Our May program will focus on the serpentine grassland along Meadow Trail, chaparral along Hillside Trail, the riparian area and oak woodlands adjacent to Creekside Trail, and the fir forests on Sugarloaf Ridge above the campground. There will be frequent stops and opportunities for conversation, photography, nature journaling, wildlife viewing, resting, etc., so bring your nature journal, camera, or binoculars, if you have them. We also invite you to bring a small, foldable camping chair, if you think you might need it.

Tickets are $5-$10 sliding scale for adults and free for children under 12. Wear comfortable shoes, a hat, sun protection, bring at least a quart of water and if desired, a snack.
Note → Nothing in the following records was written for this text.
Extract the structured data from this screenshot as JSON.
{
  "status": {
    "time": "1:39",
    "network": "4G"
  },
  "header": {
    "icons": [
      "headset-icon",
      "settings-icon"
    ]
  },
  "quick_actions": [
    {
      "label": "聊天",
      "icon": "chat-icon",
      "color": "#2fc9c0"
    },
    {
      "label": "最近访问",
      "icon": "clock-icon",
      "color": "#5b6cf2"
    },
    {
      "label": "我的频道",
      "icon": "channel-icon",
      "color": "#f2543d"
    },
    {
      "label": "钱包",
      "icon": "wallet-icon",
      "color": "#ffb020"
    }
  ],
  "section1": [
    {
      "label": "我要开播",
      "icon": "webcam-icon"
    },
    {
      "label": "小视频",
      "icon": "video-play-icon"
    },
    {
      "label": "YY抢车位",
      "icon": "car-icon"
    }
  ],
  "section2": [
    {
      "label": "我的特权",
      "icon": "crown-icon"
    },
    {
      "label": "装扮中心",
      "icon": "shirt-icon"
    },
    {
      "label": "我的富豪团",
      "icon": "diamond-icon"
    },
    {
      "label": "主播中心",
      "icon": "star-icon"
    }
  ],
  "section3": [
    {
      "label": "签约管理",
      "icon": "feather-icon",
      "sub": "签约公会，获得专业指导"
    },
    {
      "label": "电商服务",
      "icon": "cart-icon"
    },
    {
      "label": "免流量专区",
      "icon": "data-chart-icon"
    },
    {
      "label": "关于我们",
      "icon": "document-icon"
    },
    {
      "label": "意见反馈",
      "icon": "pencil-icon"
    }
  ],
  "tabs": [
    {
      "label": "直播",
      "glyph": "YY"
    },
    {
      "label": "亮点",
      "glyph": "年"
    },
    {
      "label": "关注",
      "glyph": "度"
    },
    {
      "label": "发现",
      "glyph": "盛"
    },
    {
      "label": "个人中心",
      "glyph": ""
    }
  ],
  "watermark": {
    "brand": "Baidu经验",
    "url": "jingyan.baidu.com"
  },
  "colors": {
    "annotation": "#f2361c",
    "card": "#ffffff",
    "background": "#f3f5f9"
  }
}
Ease of access: There is one van-designated accessible parking spot at the White Barn, as well as an accessible porta-potty. The Lower Bald Mt Trail trailhead from the Observatory is a rough gravel hiking trail of approximately 671ft in length and 54ft of elevation gain. Meadow Trail is an unpaved fire road that is mostly flat although not technically ADA-compliant. Some wheelchair users with off-road capacity chairs have successfully travelled this trail, which during the dry season is relatively accessible for viewing different habitats including a large meadow. Hillside has three trailheads; the northernmost one that connects the Meadow Trail with the White Barn is relatively flat and compacted gravel. The Creekside Nature Trail is a 0.49-mi (one way) ADA-compliant trail. The path from Creekside to the amphitheater is a 433ft unpaved road with a maximum running slope of 13%. The path from the amphitheater center to the campground is 77ft, concrete paved, with a narrow bridge with tall side rails.

For more events at Sugarloaf, visit our calendar.